Octodad is a very curious release, it reminds me somewhat of Namco’s quirky, yet utterly infectious Katamari series for both the good reasons and the bad, but there can simply be no denying that it’s a bizarre, original concept that certainly makes for an intriguing play, and that, perhaps most of all, is reason enough to try it. Whilst it certainly isn’t perfect by any means, quite frankly, who hasn’t wondered how an octopus could possibly disguise himself as a man and attempt to blend in to society? Well, herein lies the answer to that very puzzle, though it unquestionably raises the question of how he managed to impregnate his human wife in the first place, but that, we shall obviously leave for another time. Thankfully.
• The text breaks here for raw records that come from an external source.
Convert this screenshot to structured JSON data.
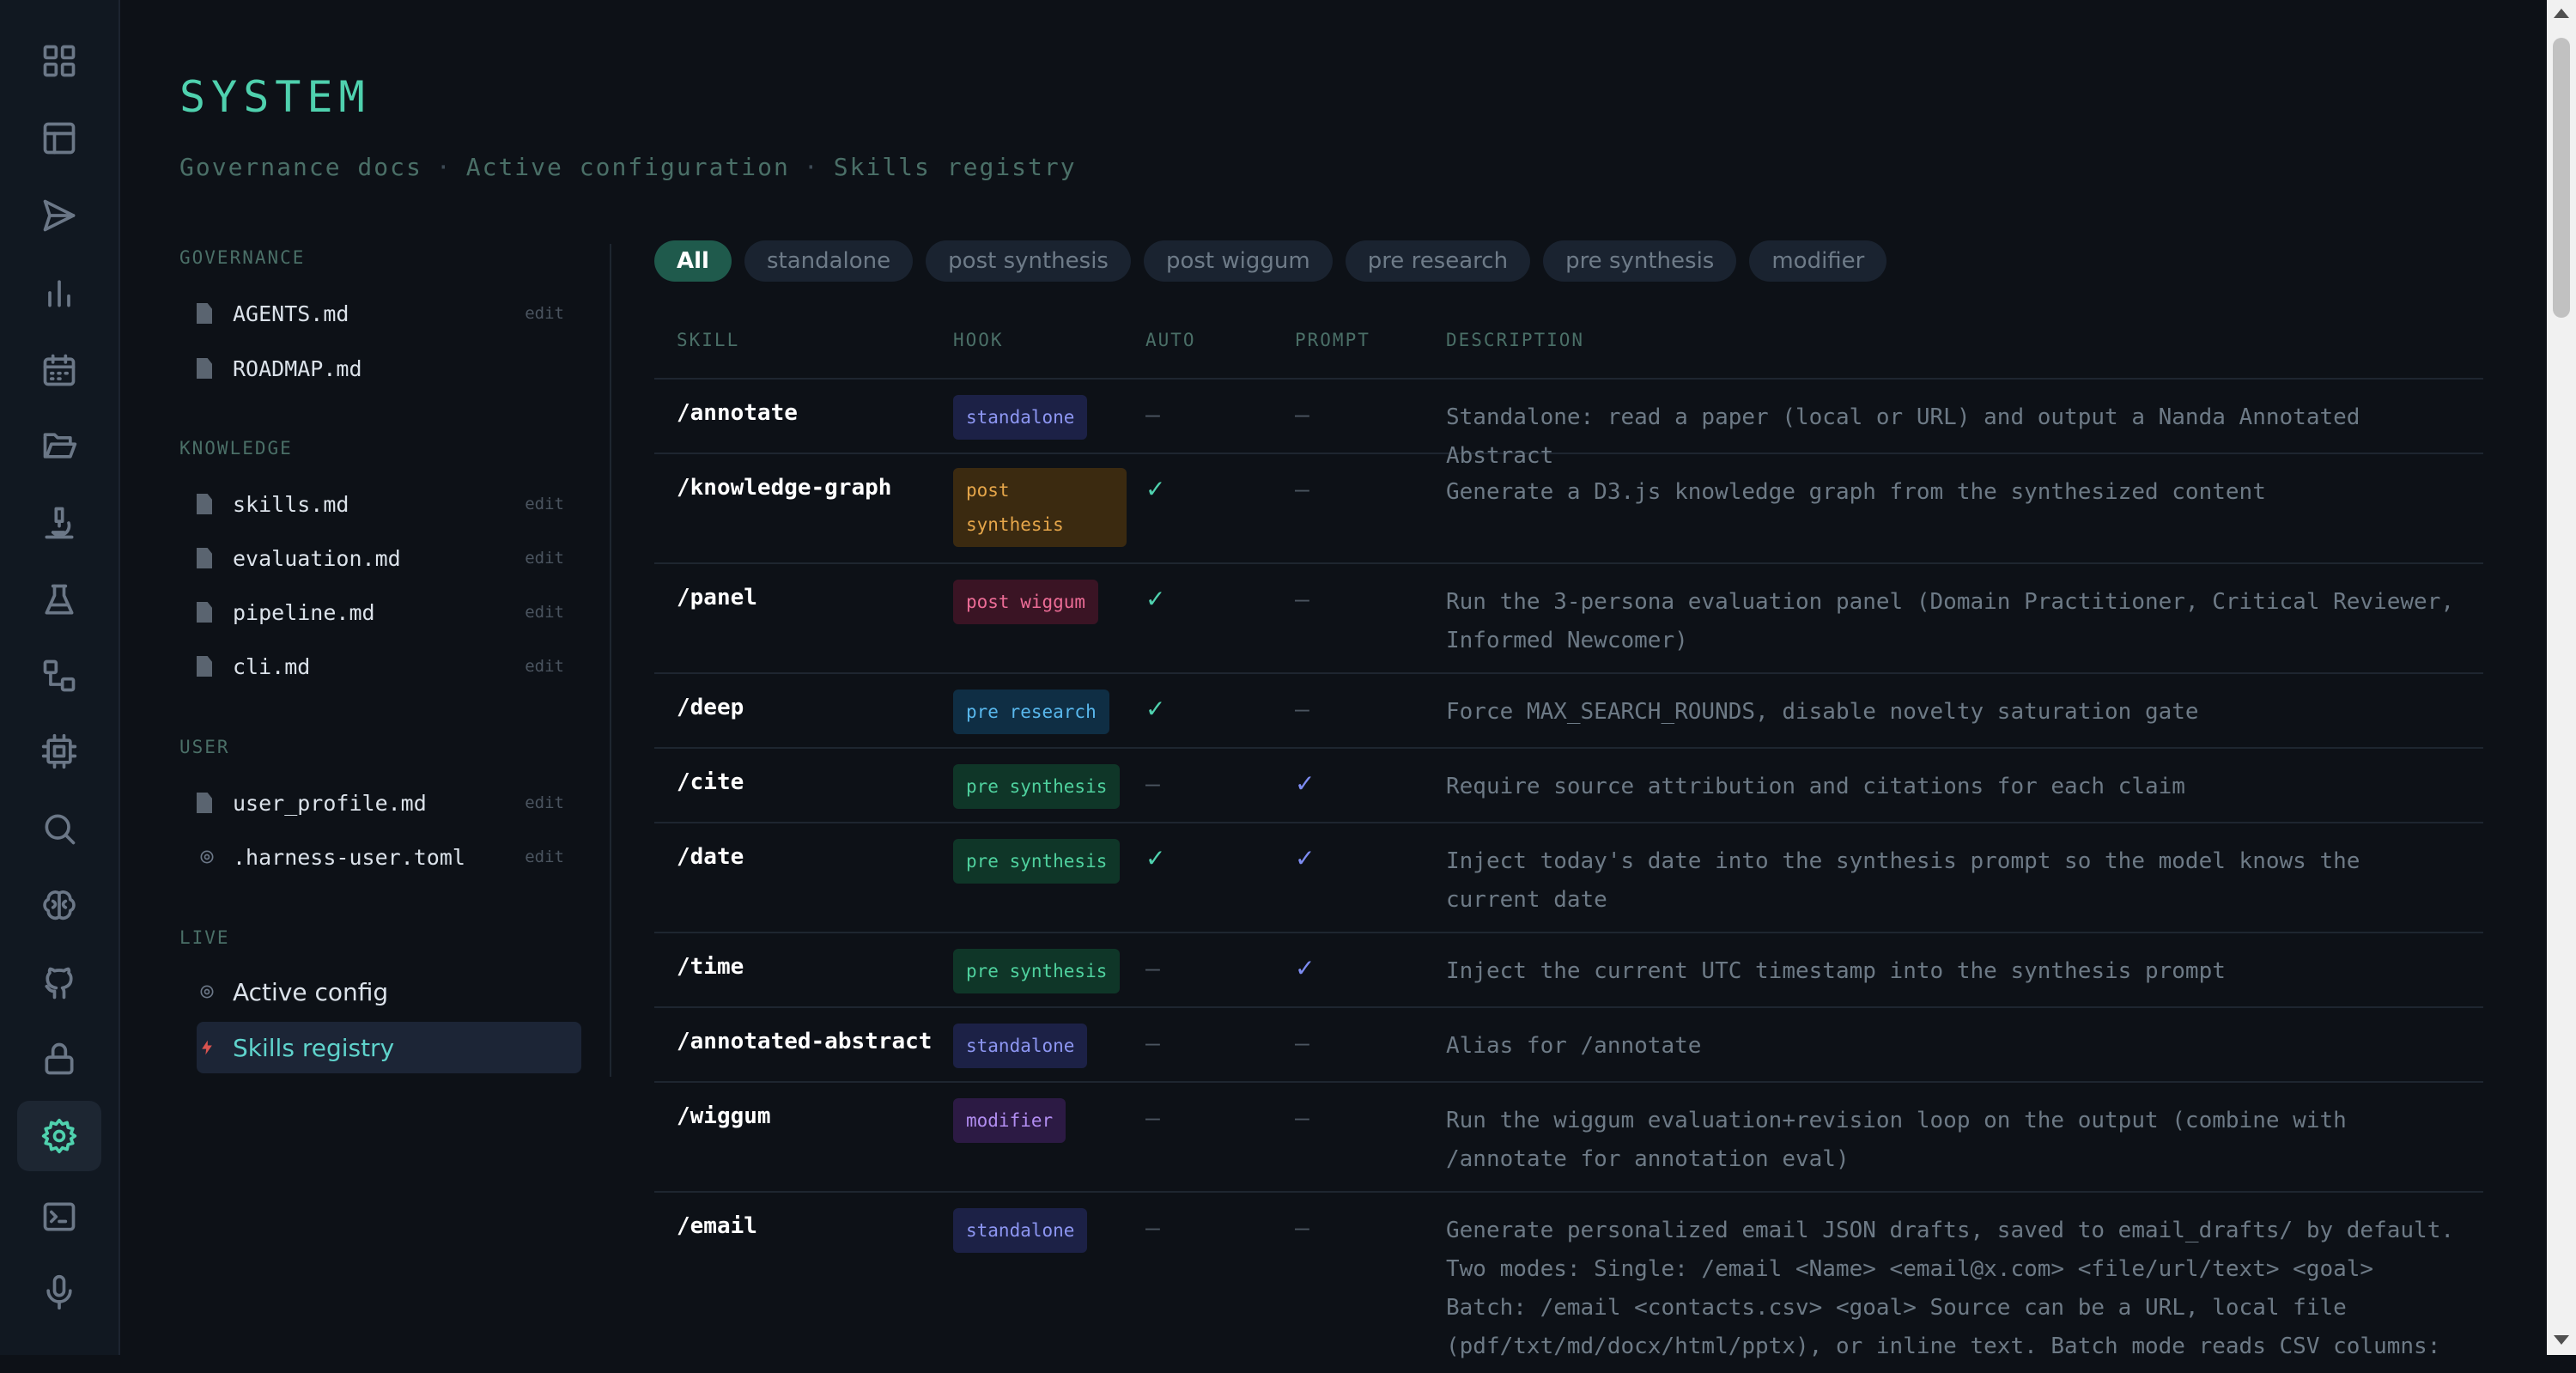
{
  "rail": {
    "items": [
      {
        "name": "dashboard-icon"
      },
      {
        "name": "table-icon"
      },
      {
        "name": "send-icon"
      },
      {
        "name": "bar-chart-icon"
      },
      {
        "name": "calendar-icon"
      },
      {
        "name": "folder-icon"
      },
      {
        "name": "microscope-icon"
      },
      {
        "name": "flask-icon"
      },
      {
        "name": "workflow-icon"
      },
      {
        "name": "chip-icon"
      },
      {
        "name": "search-icon"
      },
      {
        "name": "brain-icon"
      },
      {
        "name": "github-icon"
      },
      {
        "name": "lock-icon"
      },
      {
        "name": "gear-icon",
        "active": true
      },
      {
        "name": "terminal-icon"
      },
      {
        "name": "microphone-icon"
      }
    ]
  },
  "header": {
    "title": "SYSTEM",
    "breadcrumb": [
      "Governance docs",
      "Active configuration",
      "Skills registry"
    ],
    "separator": "·"
  },
  "docs": {
    "governance": {
      "label": "GOVERNANCE",
      "items": [
        {
          "name": "AGENTS.md",
          "edit": "edit"
        },
        {
          "name": "ROADMAP.md"
        }
      ]
    },
    "knowledge": {
      "label": "KNOWLEDGE",
      "items": [
        {
          "name": "skills.md",
          "edit": "edit"
        },
        {
          "name": "evaluation.md",
          "edit": "edit"
        },
        {
          "name": "pipeline.md",
          "edit": "edit"
        },
        {
          "name": "cli.md",
          "edit": "edit"
        }
      ]
    },
    "user": {
      "label": "USER",
      "items": [
        {
          "name": "user_profile.md",
          "edit": "edit"
        },
        {
          "name": ".harness-user.toml",
          "edit": "edit"
        }
      ]
    },
    "live": {
      "label": "LIVE",
      "items": [
        {
          "name": "Active config"
        },
        {
          "name": "Skills registry",
          "active": true
        }
      ]
    }
  },
  "filters": [
    "All",
    "standalone",
    "post synthesis",
    "post wiggum",
    "pre research",
    "pre synthesis",
    "modifier"
  ],
  "filter_active": "All",
  "table": {
    "headers": {
      "skill": "SKILL",
      "hook": "HOOK",
      "auto": "AUTO",
      "prompt": "PROMPT",
      "description": "DESCRIPTION"
    },
    "rows": [
      {
        "skill": "/annotate",
        "hook": "standalone",
        "auto": "—",
        "prompt": "—",
        "description": "Standalone: read a paper (local or URL) and output a Nanda Annotated Abstract"
      },
      {
        "skill": "/knowledge-graph",
        "hook": "post synthesis",
        "auto": "✓",
        "prompt": "—",
        "description": "Generate a D3.js knowledge graph from the synthesized content"
      },
      {
        "skill": "/panel",
        "hook": "post wiggum",
        "auto": "✓",
        "prompt": "—",
        "description": "Run the 3-persona evaluation panel (Domain Practitioner, Critical Reviewer, Informed Newcomer)"
      },
      {
        "skill": "/deep",
        "hook": "pre research",
        "auto": "✓",
        "prompt": "—",
        "description": "Force MAX_SEARCH_ROUNDS, disable novelty saturation gate"
      },
      {
        "skill": "/cite",
        "hook": "pre synthesis",
        "auto": "—",
        "prompt": "✓",
        "description": "Require source attribution and citations for each claim"
      },
      {
        "skill": "/date",
        "hook": "pre synthesis",
        "auto": "✓",
        "prompt": "✓",
        "description": "Inject today's date into the synthesis prompt so the model knows the current date"
      },
      {
        "skill": "/time",
        "hook": "pre synthesis",
        "auto": "—",
        "prompt": "✓",
        "description": "Inject the current UTC timestamp into the synthesis prompt"
      },
      {
        "skill": "/annotated-abstract",
        "hook": "standalone",
        "auto": "—",
        "prompt": "—",
        "description": "Alias for /annotate"
      },
      {
        "skill": "/wiggum",
        "hook": "modifier",
        "auto": "—",
        "prompt": "—",
        "description": "Run the wiggum evaluation+revision loop on the output (combine with /annotate for annotation eval)"
      },
      {
        "skill": "/email",
        "hook": "standalone",
        "auto": "—",
        "prompt": "—",
        "description": "Generate personalized email JSON drafts, saved to email_drafts/ by default. Two modes: Single: /email <Name> <email@x.com> <file/url/text> <goal> Batch: /email <contacts.csv> <goal> Source can be a URL, local file (pdf/txt/md/docx/html/pptx), or inline text. Batch mode reads CSV columns:"
      }
    ]
  }
}
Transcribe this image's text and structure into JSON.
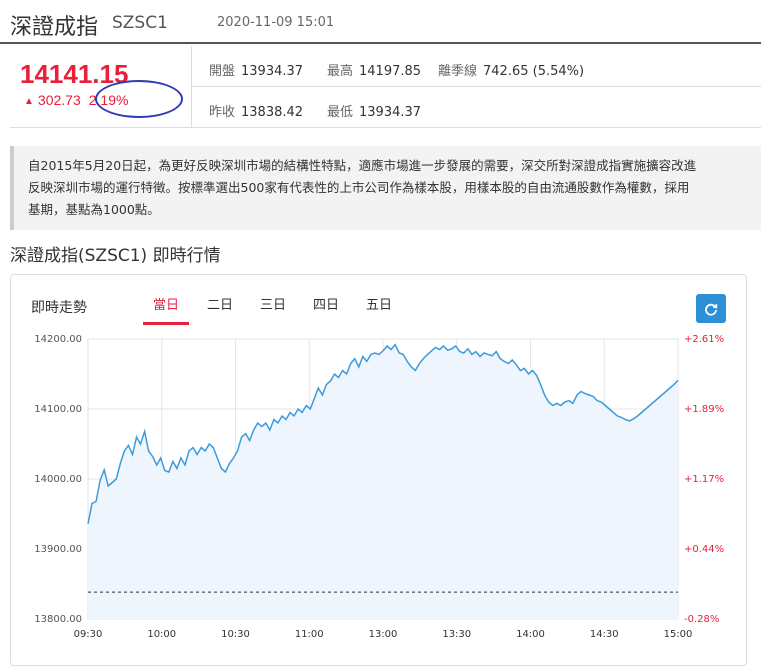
{
  "header": {
    "name": "深證成指",
    "code": "SZSC1",
    "time": "2020-11-09 15:01"
  },
  "quote": {
    "price": "14141.15",
    "change": "302.73",
    "change_pct": "2.19%",
    "stats": [
      {
        "label": "開盤",
        "value": "13934.37"
      },
      {
        "label": "最高",
        "value": "14197.85"
      },
      {
        "label": "離季線",
        "value": "742.65 (5.54%)"
      },
      {
        "label": "昨收",
        "value": "13838.42"
      },
      {
        "label": "最低",
        "value": "13934.37"
      }
    ]
  },
  "description": [
    "自2015年5月20日起，為更好反映深圳市場的結構性特點，適應市場進一步發展的需要，深交所對深證成指實施擴容改進",
    "反映深圳市場的運行特徵。按標準選出500家有代表性的上市公司作為樣本股，用樣本股的自由流通股數作為權數，採用",
    "基期，基點為1000點。"
  ],
  "section_title": "深證成指(SZSC1) 即時行情",
  "chart_card": {
    "title": "即時走勢",
    "tabs": [
      "當日",
      "二日",
      "三日",
      "四日",
      "五日"
    ],
    "active_tab": 0,
    "refresh_icon": "refresh-icon"
  },
  "colors": {
    "up": "#e8203a",
    "line": "#3d9bdc",
    "area": "#eef5fc",
    "accent": "#2d8fd5",
    "annotation": "#2f3bb5"
  },
  "chart_data": {
    "type": "area",
    "xlabel": "",
    "ylabel": "",
    "ylim": [
      13800,
      14200
    ],
    "yticks": [
      13800,
      13900,
      14000,
      14100,
      14200
    ],
    "ytick_labels": [
      "13800.00",
      "13900.00",
      "14000.00",
      "14100.00",
      "14200.00"
    ],
    "right_tick_labels": [
      "-0.28%",
      "+0.44%",
      "+1.17%",
      "+1.89%",
      "+2.61%"
    ],
    "xtick_labels": [
      "09:30",
      "10:00",
      "10:30",
      "11:00",
      "13:00",
      "13:30",
      "14:00",
      "14:30",
      "15:00"
    ],
    "prev_close": 13838.42,
    "grid": true,
    "series": [
      {
        "values": [
          13936,
          13965,
          13968,
          13998,
          14013,
          13990,
          13995,
          14000,
          14022,
          14040,
          14048,
          14035,
          14060,
          14050,
          14068,
          14040,
          14032,
          14020,
          14030,
          14012,
          14010,
          14025,
          14015,
          14030,
          14020,
          14040,
          14045,
          14035,
          14045,
          14040,
          14050,
          14045,
          14030,
          14015,
          14010,
          14022,
          14030,
          14040,
          14060,
          14065,
          14055,
          14070,
          14080,
          14075,
          14080,
          14070,
          14085,
          14080,
          14090,
          14085,
          14095,
          14090,
          14100,
          14095,
          14105,
          14100,
          14115,
          14130,
          14120,
          14135,
          14140,
          14150,
          14145,
          14155,
          14150,
          14165,
          14172,
          14160,
          14175,
          14168,
          14178,
          14180,
          14178,
          14183,
          14190,
          14185,
          14192,
          14180,
          14178,
          14168,
          14160,
          14155,
          14165,
          14172,
          14178,
          14183,
          14188,
          14185,
          14190,
          14184,
          14186,
          14190,
          14182,
          14180,
          14186,
          14178,
          14182,
          14175,
          14180,
          14178,
          14176,
          14182,
          14172,
          14168,
          14165,
          14170,
          14163,
          14155,
          14158,
          14150,
          14155,
          14148,
          14135,
          14120,
          14110,
          14105,
          14108,
          14105,
          14110,
          14112,
          14108,
          14120,
          14125,
          14122,
          14120,
          14118,
          14112,
          14110,
          14105,
          14100,
          14095,
          14090,
          14088,
          14085,
          14083,
          14086,
          14090,
          14095,
          14100,
          14105,
          14110,
          14115,
          14120,
          14125,
          14130,
          14135,
          14141
        ]
      }
    ]
  }
}
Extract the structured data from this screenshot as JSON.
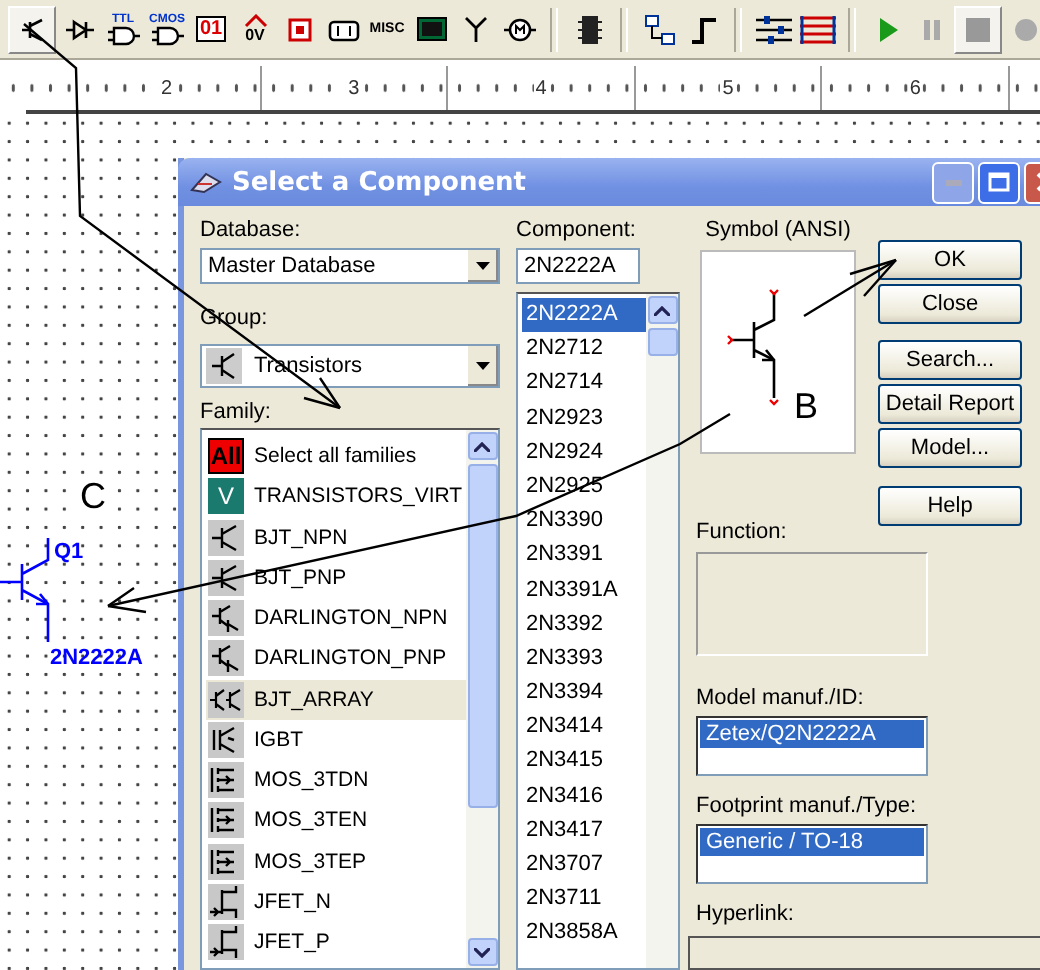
{
  "toolbar": {
    "items": [
      {
        "kind": "transistor",
        "selected": true
      },
      {
        "kind": "diode",
        "selected": false
      },
      {
        "kind": "gate",
        "label": "TTL",
        "selected": false
      },
      {
        "kind": "gate",
        "label": "CMOS",
        "selected": false
      },
      {
        "kind": "digit",
        "label": "01",
        "selected": false
      },
      {
        "kind": "power",
        "label": "0V",
        "selected": false
      },
      {
        "kind": "ic",
        "selected": false
      },
      {
        "kind": "battery",
        "selected": false
      },
      {
        "kind": "text",
        "label": "MISC",
        "selected": false
      },
      {
        "kind": "display",
        "selected": false
      },
      {
        "kind": "antenna",
        "selected": false
      },
      {
        "kind": "motor",
        "selected": false
      },
      {
        "kind": "separator"
      },
      {
        "kind": "chip",
        "selected": false
      },
      {
        "kind": "separator"
      },
      {
        "kind": "hierarchy",
        "selected": false
      },
      {
        "kind": "step",
        "selected": false
      },
      {
        "kind": "separator"
      },
      {
        "kind": "sliders",
        "selected": false
      },
      {
        "kind": "bus",
        "selected": false
      },
      {
        "kind": "separator"
      },
      {
        "kind": "play",
        "selected": false
      },
      {
        "kind": "pause",
        "selected": false
      },
      {
        "kind": "stop",
        "selected": true
      },
      {
        "kind": "record",
        "selected": false
      }
    ]
  },
  "ruler": {
    "marks": [
      "2",
      "3",
      "4",
      "5",
      "6"
    ]
  },
  "canvas": {
    "callout": "C",
    "part": {
      "ref": "Q1",
      "value": "2N2222A"
    }
  },
  "dialog": {
    "title": "Select a Component",
    "database": {
      "label": "Database:",
      "value": "Master Database"
    },
    "group": {
      "label": "Group:",
      "value": "Transistors"
    },
    "family": {
      "label": "Family:",
      "items": [
        {
          "kind": "all",
          "icon_text": "All",
          "text": "Select all families",
          "selected": false
        },
        {
          "kind": "virtual",
          "icon_text": "V",
          "text": "TRANSISTORS_VIRT",
          "selected": false
        },
        {
          "kind": "bjt",
          "text": "BJT_NPN",
          "selected": false
        },
        {
          "kind": "bjt",
          "text": "BJT_PNP",
          "selected": false
        },
        {
          "kind": "darlington",
          "text": "DARLINGTON_NPN",
          "selected": false
        },
        {
          "kind": "darlington",
          "text": "DARLINGTON_PNP",
          "selected": false
        },
        {
          "kind": "array",
          "text": "BJT_ARRAY",
          "selected": true
        },
        {
          "kind": "igbt",
          "text": "IGBT",
          "selected": false
        },
        {
          "kind": "mos",
          "text": "MOS_3TDN",
          "selected": false
        },
        {
          "kind": "mos",
          "text": "MOS_3TEN",
          "selected": false
        },
        {
          "kind": "mos",
          "text": "MOS_3TEP",
          "selected": false
        },
        {
          "kind": "jfet",
          "text": "JFET_N",
          "selected": false
        },
        {
          "kind": "jfet",
          "text": "JFET_P",
          "selected": false
        }
      ]
    },
    "component": {
      "label": "Component:",
      "value": "2N2222A",
      "items": [
        {
          "text": "2N2222A",
          "selected": true
        },
        {
          "text": "2N2712",
          "selected": false
        },
        {
          "text": "2N2714",
          "selected": false
        },
        {
          "text": "2N2923",
          "selected": false
        },
        {
          "text": "2N2924",
          "selected": false
        },
        {
          "text": "2N2925",
          "selected": false
        },
        {
          "text": "2N3390",
          "selected": false
        },
        {
          "text": "2N3391",
          "selected": false
        },
        {
          "text": "2N3391A",
          "selected": false
        },
        {
          "text": "2N3392",
          "selected": false
        },
        {
          "text": "2N3393",
          "selected": false
        },
        {
          "text": "2N3394",
          "selected": false
        },
        {
          "text": "2N3414",
          "selected": false
        },
        {
          "text": "2N3415",
          "selected": false
        },
        {
          "text": "2N3416",
          "selected": false
        },
        {
          "text": "2N3417",
          "selected": false
        },
        {
          "text": "2N3707",
          "selected": false
        },
        {
          "text": "2N3711",
          "selected": false
        },
        {
          "text": "2N3858A",
          "selected": false
        }
      ]
    },
    "symbol": {
      "label": "Symbol (ANSI)",
      "callout": "B"
    },
    "buttons": [
      {
        "label": "OK"
      },
      {
        "label": "Close"
      },
      {
        "label": "Search..."
      },
      {
        "label": "Detail Report"
      },
      {
        "label": "Model..."
      },
      {
        "label": "Help"
      }
    ],
    "function": {
      "label": "Function:"
    },
    "model": {
      "label": "Model manuf./ID:",
      "items": [
        {
          "text": "Zetex/Q2N2222A",
          "selected": true
        }
      ]
    },
    "footprint": {
      "label": "Footprint manuf./Type:",
      "items": [
        {
          "text": "Generic / TO-18",
          "selected": true
        }
      ]
    },
    "hyperlink": {
      "label": "Hyperlink:"
    }
  }
}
To set the scene, Octodad is an octopus cunningly disguising himself as a human, he is married and has two children, and so it is that he must hide his true identity from both them and the world at large, whilst also managing to play the roles of both attentive father and husband. Typically, the game sees the hapless cephalopod attempt to manoeuvre his awkward body around otherwise mundane situations, with typically varying levels of success due, primarily, to the game’s weakest points, which I’ll start with now.
For anyone that has played a Katamari game before, you’ll surely recall that in each and every release, the principle issues that the game possesses are found in its control scheme and uncooperative camera. And so it is with Octodad, though like Namco’s idiosyncratic item collector, there probably isn’t a better way to accomplish what the team were aiming for, yet that simply doesn’t stop the controlling of the titular characters obstinate limbs from becoming a rather frustrating affair as they constantly wrap themselves around objects within the level or become trapped as you attempt to climb a ladder. This is further worsened by the fact that there are no camera controls whatsoever, which – in a third person game – are truly essential. To give Young Horses their due though, the camera still manages to perform fairly adequately, it’s just that when the player is required to provide that little bit more finesse, it often feels as though it simply isn’t possible due to the limited view of the game world that they have.
In fairness, however, the control scheme – as I said earlier – is actually as good as it could have been, feeling almost intuitive as it gives control of individual limbs to the player, and they are taught through the best possible tutorial; Octodad’s wedding day. Here, it feels as though the facsimile humanoid required a little too much Dutch courage, as players drunkenly swan around the church, looking for his tuxedo, bow tie and eventually the wedding ring itself. This effectively serves as the prologue to the game’s story. Setting the scene perfectly before throwing player’s into the rigmarole of Octodad’s daily life.
Graphically speaking, Octodad: Dadliest Catch is relatively simplistic, but it’s heavily stylised, and that certainly lets the game away with it, in fact, there’s actually a hefty dose charm to found in the game’s aesthetics, bought to life with some hammy B-movie like voice acting that surely puts a smile on the face of everyone who’s had the pleasure of trying the game already. The animation is wonderfully whimsical too, so the bulk of the laughs that the game provides are likely to stem from its slapstick stylings which emerge with their heads held high from Monty Python’s Ministry of Silly Walks, as the invertebrate Octodad contorts his body this way and that in order to remain upright as he makes his way around. Banana peels line some areas too, but I think it’s needless to say what happens when you accidentally step on one of those.
Whilst each of the human characters speak as one would expect them to, Octodad communicates with a series of nonsensical outbursts that typically delight throughout, particularly at the start of the game when he attempts to resolve some biological concerns of his two children. Evidently then, the focus for Young Horses was to create a heart-warming and humorous experience, as opposed to a genuinely challenging one, which, to be perfectly honest, probably wouldn’t have worked out favourably anyway, so they definitely made the correct choice, but there can be no denying that the story mode is rather short as a result. However, each level presents new challenges that mix up the gameplay to no end, from preparing lunch for the kids or shopping for the family’s groceries to evading the clutches of both a hammerhead shark and a maniacal chef hell bent on ousting the poor protagonist as the invertebrate imposter that he is.
There is, unfortunately, little reason to return to Octodad: Deadliest Catch having already bested it, but developer, Young Horses, has seen fit to add in a range of collectible neck ties that can be picked up, though strangely some have to be found within the story mode rather than allowing players to return to replay the level on its own to do so. On top of this, there’s also a co-operative mode wherein two to four players each take control of one or more of the protagonist’s elongated, and rather pliant limbs, which is undoubtedly an unexpected, yet welcome treat.
Coming in at £11.99, Octodad: Dadliest Catch is something of a budget title that I can’t help but recommend; it’s funny and it’s unusual, so sadly, it probably won’t be enjoyed by all. Still though, at that price, I thoroughly recommend that you all dip your toe in the ocean and give it a shot, you never know, you may just enjoy it as much as I did.